My summertimes started with a nugget of truth – action is better than inaction. It may have been drawn from a dancing, uninhibited rejoicing at the fall of Apartheid, or the simple awareness of well-meaning family. It may have been that morning in 1992 when everyone’s hopes and dreams died for another five years. I don’t know.
Labour, but middle-class with it, my nearest influences have always provoked – since I was old enough to feel it – a sense of not-quite. The sight of a sweaty local party candidate emerging from my sister’s bedroom, the canvassing we were roped into. Local politics is all a little not-quite.
But the final moment of rejoicing in 1997 came too soon for me. Born five years earlier, and I might be defending New Labour as we speak. But for those of us whose first global moment was 9/11 and its aftermath, it will always be hard to vote for them.
Then – the choice…over time. Apathy (popular), alternative (Lib Dem), anarchy (the Bristol scene), agnostic about party politics but wanting to influence decision makers (SPEAK) or altruism (Green). There’s a bit of all these in me. There’s a bit of all these, I would wager, in all of us.
But the Liberal Democrats took my brain. Question Time after Question Time I valued their approach, their stances, if not always their style. Charles Kennedy’s one-liners and chat-show appearances, Ming Campbell’s grounded-but-cheery reason, Simon Hughes’ slightly smarmy but pointed rebukes and Julia Goldsworthy’s normality. But when Charles turned to Ming, they lost something. And when Ming turned to Nick, they sort of gained it again, only for us to belatedly realise that we’d traded snakeoil for wolftickets. Bring back Charles, and then enter coalition discussions, we now think.

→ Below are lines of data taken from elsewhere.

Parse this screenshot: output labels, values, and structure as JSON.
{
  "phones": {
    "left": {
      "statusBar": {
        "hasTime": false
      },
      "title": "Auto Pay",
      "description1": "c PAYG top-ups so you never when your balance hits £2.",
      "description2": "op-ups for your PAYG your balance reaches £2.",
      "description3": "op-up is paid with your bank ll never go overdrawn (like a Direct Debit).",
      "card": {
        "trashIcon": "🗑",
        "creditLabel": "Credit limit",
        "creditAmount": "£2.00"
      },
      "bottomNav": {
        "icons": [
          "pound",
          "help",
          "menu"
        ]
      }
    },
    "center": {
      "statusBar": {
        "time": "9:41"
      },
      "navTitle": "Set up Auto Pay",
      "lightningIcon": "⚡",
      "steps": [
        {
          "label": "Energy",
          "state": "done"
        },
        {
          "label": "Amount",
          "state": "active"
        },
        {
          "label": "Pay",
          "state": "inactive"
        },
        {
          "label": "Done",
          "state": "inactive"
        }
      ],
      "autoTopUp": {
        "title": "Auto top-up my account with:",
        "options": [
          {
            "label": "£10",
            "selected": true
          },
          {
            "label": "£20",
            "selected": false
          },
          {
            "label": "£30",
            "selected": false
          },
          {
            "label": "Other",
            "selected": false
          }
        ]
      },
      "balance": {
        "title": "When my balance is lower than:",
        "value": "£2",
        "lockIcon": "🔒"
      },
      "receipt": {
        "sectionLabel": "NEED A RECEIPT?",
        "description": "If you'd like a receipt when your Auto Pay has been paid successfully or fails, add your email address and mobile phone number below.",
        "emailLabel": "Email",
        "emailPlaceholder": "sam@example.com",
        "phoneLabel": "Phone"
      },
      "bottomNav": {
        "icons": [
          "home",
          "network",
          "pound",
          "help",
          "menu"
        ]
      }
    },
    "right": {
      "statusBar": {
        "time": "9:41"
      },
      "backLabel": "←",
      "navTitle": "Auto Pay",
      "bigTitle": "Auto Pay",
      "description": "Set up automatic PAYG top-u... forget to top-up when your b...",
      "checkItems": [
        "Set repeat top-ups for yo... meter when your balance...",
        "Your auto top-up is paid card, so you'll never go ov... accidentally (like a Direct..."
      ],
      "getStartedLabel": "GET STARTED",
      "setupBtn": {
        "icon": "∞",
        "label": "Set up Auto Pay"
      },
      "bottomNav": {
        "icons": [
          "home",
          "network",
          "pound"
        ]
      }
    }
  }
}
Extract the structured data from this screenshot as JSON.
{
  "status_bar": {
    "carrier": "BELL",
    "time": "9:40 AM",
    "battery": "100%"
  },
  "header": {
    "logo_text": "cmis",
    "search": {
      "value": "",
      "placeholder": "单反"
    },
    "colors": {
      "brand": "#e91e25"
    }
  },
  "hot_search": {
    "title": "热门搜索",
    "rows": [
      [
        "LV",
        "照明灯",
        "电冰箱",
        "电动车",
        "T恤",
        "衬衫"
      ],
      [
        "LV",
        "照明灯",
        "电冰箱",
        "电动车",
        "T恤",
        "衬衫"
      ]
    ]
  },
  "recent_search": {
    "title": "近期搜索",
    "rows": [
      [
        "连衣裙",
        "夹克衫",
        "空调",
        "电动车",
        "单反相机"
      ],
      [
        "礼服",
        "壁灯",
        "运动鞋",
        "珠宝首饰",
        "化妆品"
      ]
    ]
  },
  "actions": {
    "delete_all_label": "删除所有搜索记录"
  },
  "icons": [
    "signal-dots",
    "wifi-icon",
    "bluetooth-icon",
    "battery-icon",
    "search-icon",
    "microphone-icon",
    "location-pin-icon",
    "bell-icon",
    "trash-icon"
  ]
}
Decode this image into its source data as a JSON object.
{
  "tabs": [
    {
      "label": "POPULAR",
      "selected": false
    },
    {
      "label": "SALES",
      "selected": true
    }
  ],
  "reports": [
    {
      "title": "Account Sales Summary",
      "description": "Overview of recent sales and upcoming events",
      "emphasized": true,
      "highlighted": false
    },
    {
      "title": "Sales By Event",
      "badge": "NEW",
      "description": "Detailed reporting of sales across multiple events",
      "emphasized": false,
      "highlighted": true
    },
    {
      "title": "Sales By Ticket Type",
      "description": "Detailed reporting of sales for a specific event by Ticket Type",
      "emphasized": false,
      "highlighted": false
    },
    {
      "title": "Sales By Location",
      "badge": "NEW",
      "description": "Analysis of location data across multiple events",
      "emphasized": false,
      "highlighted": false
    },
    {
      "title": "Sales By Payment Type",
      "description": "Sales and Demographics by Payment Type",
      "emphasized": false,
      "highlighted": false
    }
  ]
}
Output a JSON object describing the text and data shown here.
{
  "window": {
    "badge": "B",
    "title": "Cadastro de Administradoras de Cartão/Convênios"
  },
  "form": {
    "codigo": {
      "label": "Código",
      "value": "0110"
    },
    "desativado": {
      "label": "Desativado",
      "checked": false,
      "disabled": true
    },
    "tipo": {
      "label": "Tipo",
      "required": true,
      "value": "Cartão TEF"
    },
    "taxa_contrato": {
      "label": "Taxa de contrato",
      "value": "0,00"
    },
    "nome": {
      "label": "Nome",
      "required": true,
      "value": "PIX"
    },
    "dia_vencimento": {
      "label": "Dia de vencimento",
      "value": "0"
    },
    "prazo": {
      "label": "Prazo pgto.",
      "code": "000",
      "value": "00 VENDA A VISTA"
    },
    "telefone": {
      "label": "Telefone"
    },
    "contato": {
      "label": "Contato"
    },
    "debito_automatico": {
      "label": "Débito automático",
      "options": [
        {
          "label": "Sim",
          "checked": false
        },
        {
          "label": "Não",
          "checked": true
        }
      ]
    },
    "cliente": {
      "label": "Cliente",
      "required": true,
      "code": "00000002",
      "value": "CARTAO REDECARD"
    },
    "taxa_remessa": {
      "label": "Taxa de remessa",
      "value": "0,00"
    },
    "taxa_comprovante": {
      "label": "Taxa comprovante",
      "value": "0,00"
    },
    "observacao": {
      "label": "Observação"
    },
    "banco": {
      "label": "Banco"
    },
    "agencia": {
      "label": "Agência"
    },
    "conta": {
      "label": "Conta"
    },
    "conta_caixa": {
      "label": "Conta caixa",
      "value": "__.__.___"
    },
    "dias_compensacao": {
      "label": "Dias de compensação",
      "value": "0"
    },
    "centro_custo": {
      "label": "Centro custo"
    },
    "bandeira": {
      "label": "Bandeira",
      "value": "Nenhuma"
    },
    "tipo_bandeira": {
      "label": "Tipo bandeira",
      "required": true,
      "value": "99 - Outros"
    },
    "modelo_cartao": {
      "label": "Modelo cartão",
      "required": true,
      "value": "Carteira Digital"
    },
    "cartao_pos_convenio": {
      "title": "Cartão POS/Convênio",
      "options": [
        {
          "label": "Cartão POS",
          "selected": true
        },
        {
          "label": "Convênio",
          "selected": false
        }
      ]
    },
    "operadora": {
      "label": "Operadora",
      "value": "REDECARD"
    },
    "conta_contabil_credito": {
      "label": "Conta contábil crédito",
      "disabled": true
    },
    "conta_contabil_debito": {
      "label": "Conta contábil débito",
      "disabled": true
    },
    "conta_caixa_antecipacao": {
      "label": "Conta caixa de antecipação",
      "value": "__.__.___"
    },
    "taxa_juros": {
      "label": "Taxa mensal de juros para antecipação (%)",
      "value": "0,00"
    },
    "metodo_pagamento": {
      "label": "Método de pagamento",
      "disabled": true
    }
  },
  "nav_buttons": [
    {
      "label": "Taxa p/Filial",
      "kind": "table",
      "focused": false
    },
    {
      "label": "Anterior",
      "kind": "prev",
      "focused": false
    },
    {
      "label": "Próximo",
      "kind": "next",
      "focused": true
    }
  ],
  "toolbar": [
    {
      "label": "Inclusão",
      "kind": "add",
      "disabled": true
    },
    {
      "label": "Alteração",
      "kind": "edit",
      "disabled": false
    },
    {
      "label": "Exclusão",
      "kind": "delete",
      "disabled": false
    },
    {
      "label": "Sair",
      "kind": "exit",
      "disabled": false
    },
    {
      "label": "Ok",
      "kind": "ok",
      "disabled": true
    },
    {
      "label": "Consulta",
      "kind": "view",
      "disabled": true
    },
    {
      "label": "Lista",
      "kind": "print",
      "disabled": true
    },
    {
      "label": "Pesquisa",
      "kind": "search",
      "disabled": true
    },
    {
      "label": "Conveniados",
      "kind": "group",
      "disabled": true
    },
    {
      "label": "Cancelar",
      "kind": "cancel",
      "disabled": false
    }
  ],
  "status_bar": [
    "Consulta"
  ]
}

It falls to me to explain that, politically, I believe in democracy above all things. The airing of views, the discussion, the detail, and the dialectic is all important. No matter how flawed our party political and parliamentary system is (and it is – say yes to AV, as a babystep), I believe that we should revolutionise it not through tearing it down and criticising it, but from taking a positive stance and bargaining on flawed human beings’ capability to make the debate positive, and get legislation that is life-giving and life-changing and respectful of the dignity of people. That’s the big idea.
So, if our spiritual home is in the dying of summer, our political home should be in those first rays of sunlight on a clear, June morning – where we attest that truth alone suffices, that the positive step is the way ahead, that our realpolitik must move into its own summer, a summer that is always dying, and an endless one at that.
“Summer is dying, let’s go outside…”